(Data records for software interfaces)
- Opening Delimiter -

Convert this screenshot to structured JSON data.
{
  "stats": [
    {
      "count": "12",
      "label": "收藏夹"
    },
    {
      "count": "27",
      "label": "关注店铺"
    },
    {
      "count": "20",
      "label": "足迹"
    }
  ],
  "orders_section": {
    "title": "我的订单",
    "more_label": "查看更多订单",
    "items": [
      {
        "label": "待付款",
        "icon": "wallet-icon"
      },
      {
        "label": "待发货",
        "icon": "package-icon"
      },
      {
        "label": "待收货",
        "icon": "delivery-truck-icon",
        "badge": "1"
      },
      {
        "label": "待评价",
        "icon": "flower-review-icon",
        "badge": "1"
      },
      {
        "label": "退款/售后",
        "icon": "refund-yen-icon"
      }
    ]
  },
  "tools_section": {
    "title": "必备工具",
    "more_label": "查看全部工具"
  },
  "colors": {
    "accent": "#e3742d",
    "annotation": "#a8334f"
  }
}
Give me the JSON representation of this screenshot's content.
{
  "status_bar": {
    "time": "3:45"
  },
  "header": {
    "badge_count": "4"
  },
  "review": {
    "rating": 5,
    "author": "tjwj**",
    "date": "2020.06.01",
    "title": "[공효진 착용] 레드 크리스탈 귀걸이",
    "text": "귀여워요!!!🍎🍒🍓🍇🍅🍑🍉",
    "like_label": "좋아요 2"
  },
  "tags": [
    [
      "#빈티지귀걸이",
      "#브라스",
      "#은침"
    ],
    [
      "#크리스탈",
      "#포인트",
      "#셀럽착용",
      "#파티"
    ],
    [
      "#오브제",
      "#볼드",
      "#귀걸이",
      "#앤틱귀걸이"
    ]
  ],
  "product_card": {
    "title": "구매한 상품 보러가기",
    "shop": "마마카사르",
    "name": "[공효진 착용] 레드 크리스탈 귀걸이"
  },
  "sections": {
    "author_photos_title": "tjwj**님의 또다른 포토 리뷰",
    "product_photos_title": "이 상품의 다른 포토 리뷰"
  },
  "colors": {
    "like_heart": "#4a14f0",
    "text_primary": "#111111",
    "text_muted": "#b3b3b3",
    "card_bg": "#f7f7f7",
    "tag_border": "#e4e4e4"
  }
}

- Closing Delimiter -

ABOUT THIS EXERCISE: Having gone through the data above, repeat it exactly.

ANSWER AREA:
Convert this screenshot to structured JSON data.
{
  "stats": [
    {
      "count": "12",
      "label": "收藏夹"
    },
    {
      "count": "27",
      "label": "关注店铺"
    },
    {
      "count": "20",
      "label": "足迹"
    }
  ],
  "orders_section": {
    "title": "我的订单",
    "more_label": "查看更多订单",
    "items": [
      {
        "label": "待付款",
        "icon": "wallet-icon"
      },
      {
        "label": "待发货",
        "icon": "package-icon"
      },
      {
        "label": "待收货",
        "icon": "delivery-truck-icon",
        "badge": "1"
      },
      {
        "label": "待评价",
        "icon": "flower-review-icon",
        "badge": "1"
      },
      {
        "label": "退款/售后",
        "icon": "refund-yen-icon"
      }
    ]
  },
  "tools_section": {
    "title": "必备工具",
    "more_label": "查看全部工具"
  },
  "colors": {
    "accent": "#e3742d",
    "annotation": "#a8334f"
  }
}
Give me the JSON representation of this screenshot's content.
{
  "status_bar": {
    "time": "3:45"
  },
  "header": {
    "badge_count": "4"
  },
  "review": {
    "rating": 5,
    "author": "tjwj**",
    "date": "2020.06.01",
    "title": "[공효진 착용] 레드 크리스탈 귀걸이",
    "text": "귀여워요!!!🍎🍒🍓🍇🍅🍑🍉",
    "like_label": "좋아요 2"
  },
  "tags": [
    [
      "#빈티지귀걸이",
      "#브라스",
      "#은침"
    ],
    [
      "#크리스탈",
      "#포인트",
      "#셀럽착용",
      "#파티"
    ],
    [
      "#오브제",
      "#볼드",
      "#귀걸이",
      "#앤틱귀걸이"
    ]
  ],
  "product_card": {
    "title": "구매한 상품 보러가기",
    "shop": "마마카사르",
    "name": "[공효진 착용] 레드 크리스탈 귀걸이"
  },
  "sections": {
    "author_photos_title": "tjwj**님의 또다른 포토 리뷰",
    "product_photos_title": "이 상품의 다른 포토 리뷰"
  },
  "colors": {
    "like_heart": "#4a14f0",
    "text_primary": "#111111",
    "text_muted": "#b3b3b3",
    "card_bg": "#f7f7f7",
    "tag_border": "#e4e4e4"
  }
}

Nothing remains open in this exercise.